The Lady Chapel is in fact three chapels: the Lady Chapel itself, mirroring the central position of the main altar and sanctuary, and two lesser chapels to its right and left – the Chapel of St Peter, reflecting the position of the cathedral’s north transept, and the Chapel of St Stephen in like position to the south transept.
Red and black tiles cover the floor. Eight pillars, each comprised of four columns of lightly polished black limestone (fossils clearly visible) hug a central core of white stone. The columns hold aloft the vaulted ceiling with its interlocking groins, the defining visual characteristic of Gothic architecture.
The chapel, and much of the rest of the cathedral, was restored in the 1860s, funding coming from the Guinness family. The Victorian influence is evident in the arcade, 36 ornately-framed panels that girdle the sanctuary, designed by the Irish architect Sir Thomas Drew. Several contain memorials to notable women, Florence Sophia Tottenham, Florence C Ovenden and Jane Thompson among them, who devoted their energies to helping feed and nurse Dublin’s poor.

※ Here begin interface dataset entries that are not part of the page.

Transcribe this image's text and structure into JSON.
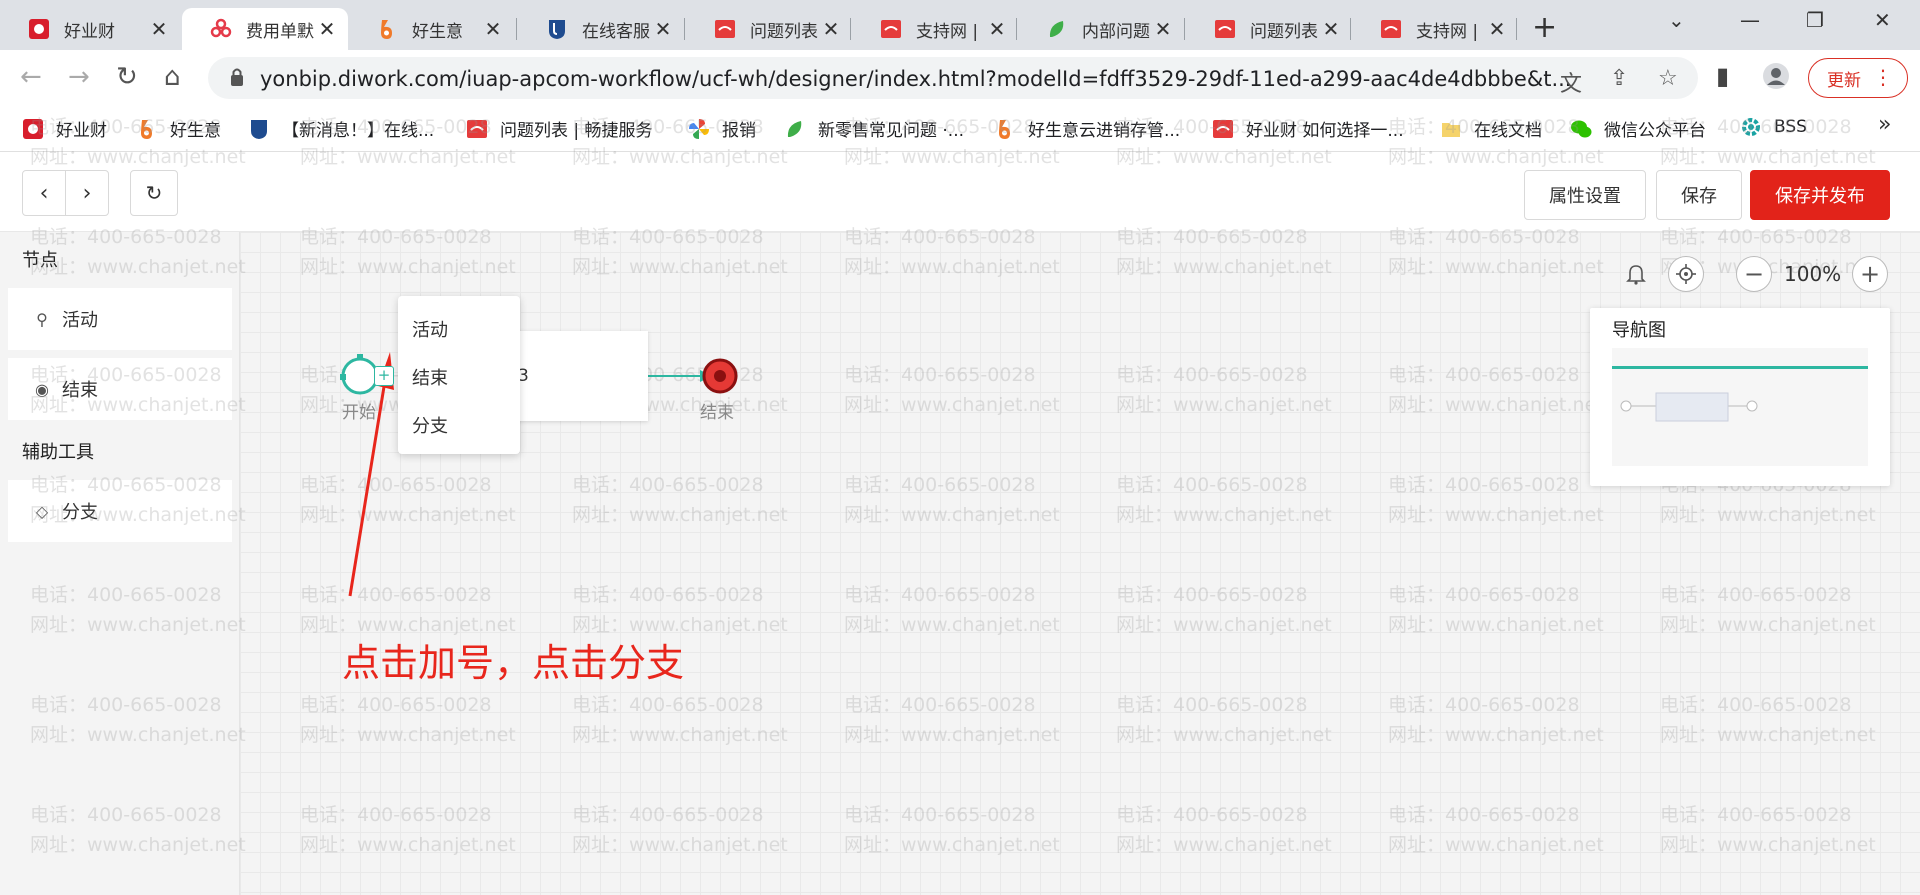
{
  "browser": {
    "tabs": [
      {
        "title": "好业财",
        "favicon": "red-badge-icon"
      },
      {
        "title": "费用单默",
        "favicon": "pink-flower-icon",
        "active": true
      },
      {
        "title": "好生意",
        "favicon": "orange-6-icon"
      },
      {
        "title": "在线客服",
        "favicon": "blue-shield-icon"
      },
      {
        "title": "问题列表",
        "favicon": "chanjet-red-icon"
      },
      {
        "title": "支持网 |",
        "favicon": "chanjet-red-icon"
      },
      {
        "title": "内部问题",
        "favicon": "green-leaf-icon"
      },
      {
        "title": "问题列表",
        "favicon": "chanjet-red-icon"
      },
      {
        "title": "支持网 |",
        "favicon": "chanjet-red-icon"
      }
    ],
    "url": "yonbip.diwork.com/iuap-apcom-workflow/ucf-wh/designer/index.html?modelId=fdff3529-29df-11ed-a299-aac4de4dbbbe&t...",
    "update_label": "更新",
    "bookmarks": [
      {
        "label": "好业财",
        "icon": "red-badge-icon"
      },
      {
        "label": "好生意",
        "icon": "orange-6-icon"
      },
      {
        "label": "【新消息！】在线...",
        "icon": "blue-shield-icon"
      },
      {
        "label": "问题列表 | 畅捷服务",
        "icon": "chanjet-red-icon"
      },
      {
        "label": "报销",
        "icon": "pinwheel-icon"
      },
      {
        "label": "新零售常见问题 ·...",
        "icon": "green-leaf-icon"
      },
      {
        "label": "好生意云进销存管...",
        "icon": "orange-6-icon"
      },
      {
        "label": "好业财 如何选择一...",
        "icon": "chanjet-red-icon"
      },
      {
        "label": "在线文档",
        "icon": "folder-icon"
      },
      {
        "label": "微信公众平台",
        "icon": "wechat-icon"
      },
      {
        "label": "BSS",
        "icon": "gear-icon"
      }
    ]
  },
  "toolbar": {
    "props_label": "属性设置",
    "save_label": "保存",
    "save_publish_label": "保存并发布"
  },
  "left_panel": {
    "nodes_title": "节点",
    "node_items": [
      {
        "label": "活动",
        "icon": "person-icon"
      },
      {
        "label": "结束",
        "icon": "radio-dot-icon"
      }
    ],
    "tools_title": "辅助工具",
    "tool_items": [
      {
        "label": "分支",
        "icon": "diamond-icon"
      }
    ]
  },
  "canvas": {
    "start_label": "开始",
    "end_label": "结束",
    "activity_text": "3",
    "zoom": "100%",
    "navmap_title": "导航图",
    "context_menu": [
      "活动",
      "结束",
      "分支"
    ],
    "annotation": "点击加号，点击分支",
    "watermark_phone": "电话：400-665-0028",
    "watermark_site": "网址：www.chanjet.net",
    "colors": {
      "accent": "#2db7a1",
      "primary": "#e2231a",
      "annotation": "#e8261c"
    }
  }
}
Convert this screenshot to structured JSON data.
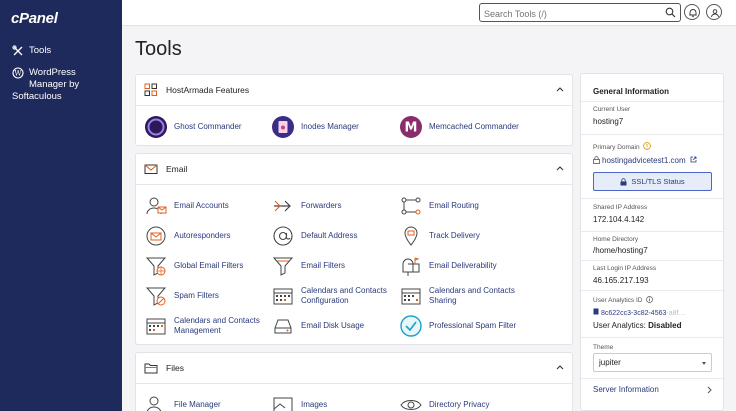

Coloured light floods through 25 lancet windows of 19th-century stained glass, telling an eclectic collection of Biblical stories. The main group, dating from 1863, is known as the Packenham Windows, named after Dean Henry Packenham whose gambling problems prompted him to flog fireplaces from the deanery to settle debts.
A more edifying legacy to his restoration efforts are the windows that carry his name. They, like all others in the chapel, have been cleaned and restored and now shine in the sun. Through a blaze of electric blue, red, green and yellow, they show the Baptism of Christ, John the Baptist preaching, Moses with the Ten Commandments, Christ blessing children, building the temple, the Good Shepherd, and, from Genesis, Melchizedek with bread and wine.
The chapel has been witness to much history. In one spot stands King William’s Chair, in which he is reputed to have sat during a service of thanksgiving for certain events on the banks of the Boyne. And from the mid-17th century to the early 19th century, the chapel was used by French Huguenots, Protestants refugees who fled after the 1685 revocation of the Edict of Nantes, a measure that briefly gave them rights in Catholic France.
The current restoration has “brought the building back to its original form,” says Gavan Woods, cathedral administrator. John Beauchamp agrees and notes the great contrast that now exists between the gleaming bright area behind the altar and the rest of the Gothic building. “I think we’ve let the genie out of the bottle,” he says with an eye to those things left undone.